§ Data under study
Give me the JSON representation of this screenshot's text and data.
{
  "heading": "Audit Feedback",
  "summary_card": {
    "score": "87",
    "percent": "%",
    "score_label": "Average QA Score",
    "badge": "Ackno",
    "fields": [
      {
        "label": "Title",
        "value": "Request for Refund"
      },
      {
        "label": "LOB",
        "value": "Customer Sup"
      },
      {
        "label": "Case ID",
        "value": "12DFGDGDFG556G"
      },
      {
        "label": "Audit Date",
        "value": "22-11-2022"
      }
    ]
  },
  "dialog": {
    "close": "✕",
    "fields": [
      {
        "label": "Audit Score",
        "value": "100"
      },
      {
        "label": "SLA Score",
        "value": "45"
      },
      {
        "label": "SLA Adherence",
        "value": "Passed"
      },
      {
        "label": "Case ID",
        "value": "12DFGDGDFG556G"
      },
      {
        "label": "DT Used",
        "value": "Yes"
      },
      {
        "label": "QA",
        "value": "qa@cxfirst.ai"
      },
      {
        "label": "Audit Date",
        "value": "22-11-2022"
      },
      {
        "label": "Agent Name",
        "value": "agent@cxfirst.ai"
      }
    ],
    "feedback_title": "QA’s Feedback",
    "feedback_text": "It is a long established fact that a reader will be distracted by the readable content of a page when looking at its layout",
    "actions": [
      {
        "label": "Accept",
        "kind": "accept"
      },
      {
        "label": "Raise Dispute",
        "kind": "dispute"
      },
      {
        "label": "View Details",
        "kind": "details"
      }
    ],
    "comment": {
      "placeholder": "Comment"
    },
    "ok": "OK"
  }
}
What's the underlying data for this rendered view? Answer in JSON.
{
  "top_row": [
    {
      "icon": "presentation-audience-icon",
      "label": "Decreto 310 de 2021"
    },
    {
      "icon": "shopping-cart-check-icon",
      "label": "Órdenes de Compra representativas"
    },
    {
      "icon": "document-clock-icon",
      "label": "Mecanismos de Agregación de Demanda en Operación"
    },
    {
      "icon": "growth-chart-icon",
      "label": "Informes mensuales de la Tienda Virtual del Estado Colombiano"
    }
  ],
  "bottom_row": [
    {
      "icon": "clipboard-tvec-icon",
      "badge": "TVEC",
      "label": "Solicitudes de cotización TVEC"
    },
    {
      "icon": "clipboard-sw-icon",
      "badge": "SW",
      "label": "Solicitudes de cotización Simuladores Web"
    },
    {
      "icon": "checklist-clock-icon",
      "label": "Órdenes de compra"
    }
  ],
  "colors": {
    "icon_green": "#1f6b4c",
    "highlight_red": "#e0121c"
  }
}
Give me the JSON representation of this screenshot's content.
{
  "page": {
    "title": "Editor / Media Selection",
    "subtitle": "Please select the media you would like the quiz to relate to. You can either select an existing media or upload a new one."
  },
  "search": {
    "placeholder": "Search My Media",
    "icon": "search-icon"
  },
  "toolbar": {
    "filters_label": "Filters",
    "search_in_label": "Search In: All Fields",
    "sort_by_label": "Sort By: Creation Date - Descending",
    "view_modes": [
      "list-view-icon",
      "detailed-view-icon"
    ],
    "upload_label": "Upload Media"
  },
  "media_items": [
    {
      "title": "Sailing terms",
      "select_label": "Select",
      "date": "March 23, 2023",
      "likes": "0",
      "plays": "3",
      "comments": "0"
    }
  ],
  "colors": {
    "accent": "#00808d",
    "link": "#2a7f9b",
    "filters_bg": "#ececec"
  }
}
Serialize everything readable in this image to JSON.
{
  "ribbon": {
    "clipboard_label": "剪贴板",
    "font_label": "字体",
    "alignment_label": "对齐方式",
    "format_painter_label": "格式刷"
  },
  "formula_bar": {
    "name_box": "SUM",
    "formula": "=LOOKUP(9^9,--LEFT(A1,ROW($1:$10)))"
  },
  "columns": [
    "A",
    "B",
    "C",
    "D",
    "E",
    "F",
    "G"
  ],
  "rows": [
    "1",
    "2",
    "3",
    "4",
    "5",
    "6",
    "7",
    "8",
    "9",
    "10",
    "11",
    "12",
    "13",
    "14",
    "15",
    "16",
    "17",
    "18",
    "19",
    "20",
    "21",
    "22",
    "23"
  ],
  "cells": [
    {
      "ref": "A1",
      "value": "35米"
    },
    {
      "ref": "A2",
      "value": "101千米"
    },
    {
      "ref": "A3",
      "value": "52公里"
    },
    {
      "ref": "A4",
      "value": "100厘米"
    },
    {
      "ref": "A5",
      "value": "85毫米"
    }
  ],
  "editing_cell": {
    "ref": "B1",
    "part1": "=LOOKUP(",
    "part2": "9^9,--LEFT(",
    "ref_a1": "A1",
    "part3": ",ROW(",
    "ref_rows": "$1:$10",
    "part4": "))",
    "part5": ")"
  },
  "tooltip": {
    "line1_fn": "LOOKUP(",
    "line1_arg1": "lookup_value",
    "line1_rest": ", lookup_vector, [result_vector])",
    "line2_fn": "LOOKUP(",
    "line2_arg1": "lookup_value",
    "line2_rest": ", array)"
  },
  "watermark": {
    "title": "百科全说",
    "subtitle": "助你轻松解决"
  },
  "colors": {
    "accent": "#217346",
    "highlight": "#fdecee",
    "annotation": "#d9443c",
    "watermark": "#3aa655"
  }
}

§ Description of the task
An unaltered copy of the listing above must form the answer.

§ Exercise solution
Give me the JSON representation of this screenshot's text and data.
{
  "heading": "Audit Feedback",
  "summary_card": {
    "score": "87",
    "percent": "%",
    "score_label": "Average QA Score",
    "badge": "Ackno",
    "fields": [
      {
        "label": "Title",
        "value": "Request for Refund"
      },
      {
        "label": "LOB",
        "value": "Customer Sup"
      },
      {
        "label": "Case ID",
        "value": "12DFGDGDFG556G"
      },
      {
        "label": "Audit Date",
        "value": "22-11-2022"
      }
    ]
  },
  "dialog": {
    "close": "✕",
    "fields": [
      {
        "label": "Audit Score",
        "value": "100"
      },
      {
        "label": "SLA Score",
        "value": "45"
      },
      {
        "label": "SLA Adherence",
        "value": "Passed"
      },
      {
        "label": "Case ID",
        "value": "12DFGDGDFG556G"
      },
      {
        "label": "DT Used",
        "value": "Yes"
      },
      {
        "label": "QA",
        "value": "qa@cxfirst.ai"
      },
      {
        "label": "Audit Date",
        "value": "22-11-2022"
      },
      {
        "label": "Agent Name",
        "value": "agent@cxfirst.ai"
      }
    ],
    "feedback_title": "QA’s Feedback",
    "feedback_text": "It is a long established fact that a reader will be distracted by the readable content of a page when looking at its layout",
    "actions": [
      {
        "label": "Accept",
        "kind": "accept"
      },
      {
        "label": "Raise Dispute",
        "kind": "dispute"
      },
      {
        "label": "View Details",
        "kind": "details"
      }
    ],
    "comment": {
      "placeholder": "Comment"
    },
    "ok": "OK"
  }
}
What's the underlying data for this rendered view? Answer in JSON.
{
  "top_row": [
    {
      "icon": "presentation-audience-icon",
      "label": "Decreto 310 de 2021"
    },
    {
      "icon": "shopping-cart-check-icon",
      "label": "Órdenes de Compra representativas"
    },
    {
      "icon": "document-clock-icon",
      "label": "Mecanismos de Agregación de Demanda en Operación"
    },
    {
      "icon": "growth-chart-icon",
      "label": "Informes mensuales de la Tienda Virtual del Estado Colombiano"
    }
  ],
  "bottom_row": [
    {
      "icon": "clipboard-tvec-icon",
      "badge": "TVEC",
      "label": "Solicitudes de cotización TVEC"
    },
    {
      "icon": "clipboard-sw-icon",
      "badge": "SW",
      "label": "Solicitudes de cotización Simuladores Web"
    },
    {
      "icon": "checklist-clock-icon",
      "label": "Órdenes de compra"
    }
  ],
  "colors": {
    "icon_green": "#1f6b4c",
    "highlight_red": "#e0121c"
  }
}
Give me the JSON representation of this screenshot's content.
{
  "page": {
    "title": "Editor / Media Selection",
    "subtitle": "Please select the media you would like the quiz to relate to. You can either select an existing media or upload a new one."
  },
  "search": {
    "placeholder": "Search My Media",
    "icon": "search-icon"
  },
  "toolbar": {
    "filters_label": "Filters",
    "search_in_label": "Search In: All Fields",
    "sort_by_label": "Sort By: Creation Date - Descending",
    "view_modes": [
      "list-view-icon",
      "detailed-view-icon"
    ],
    "upload_label": "Upload Media"
  },
  "media_items": [
    {
      "title": "Sailing terms",
      "select_label": "Select",
      "date": "March 23, 2023",
      "likes": "0",
      "plays": "3",
      "comments": "0"
    }
  ],
  "colors": {
    "accent": "#00808d",
    "link": "#2a7f9b",
    "filters_bg": "#ececec"
  }
}
Serialize everything readable in this image to JSON.
{
  "ribbon": {
    "clipboard_label": "剪贴板",
    "font_label": "字体",
    "alignment_label": "对齐方式",
    "format_painter_label": "格式刷"
  },
  "formula_bar": {
    "name_box": "SUM",
    "formula": "=LOOKUP(9^9,--LEFT(A1,ROW($1:$10)))"
  },
  "columns": [
    "A",
    "B",
    "C",
    "D",
    "E",
    "F",
    "G"
  ],
  "rows": [
    "1",
    "2",
    "3",
    "4",
    "5",
    "6",
    "7",
    "8",
    "9",
    "10",
    "11",
    "12",
    "13",
    "14",
    "15",
    "16",
    "17",
    "18",
    "19",
    "20",
    "21",
    "22",
    "23"
  ],
  "cells": [
    {
      "ref": "A1",
      "value": "35米"
    },
    {
      "ref": "A2",
      "value": "101千米"
    },
    {
      "ref": "A3",
      "value": "52公里"
    },
    {
      "ref": "A4",
      "value": "100厘米"
    },
    {
      "ref": "A5",
      "value": "85毫米"
    }
  ],
  "editing_cell": {
    "ref": "B1",
    "part1": "=LOOKUP(",
    "part2": "9^9,--LEFT(",
    "ref_a1": "A1",
    "part3": ",ROW(",
    "ref_rows": "$1:$10",
    "part4": "))",
    "part5": ")"
  },
  "tooltip": {
    "line1_fn": "LOOKUP(",
    "line1_arg1": "lookup_value",
    "line1_rest": ", lookup_vector, [result_vector])",
    "line2_fn": "LOOKUP(",
    "line2_arg1": "lookup_value",
    "line2_rest": ", array)"
  },
  "watermark": {
    "title": "百科全说",
    "subtitle": "助你轻松解决"
  },
  "colors": {
    "accent": "#217346",
    "highlight": "#fdecee",
    "annotation": "#d9443c",
    "watermark": "#3aa655"
  }
}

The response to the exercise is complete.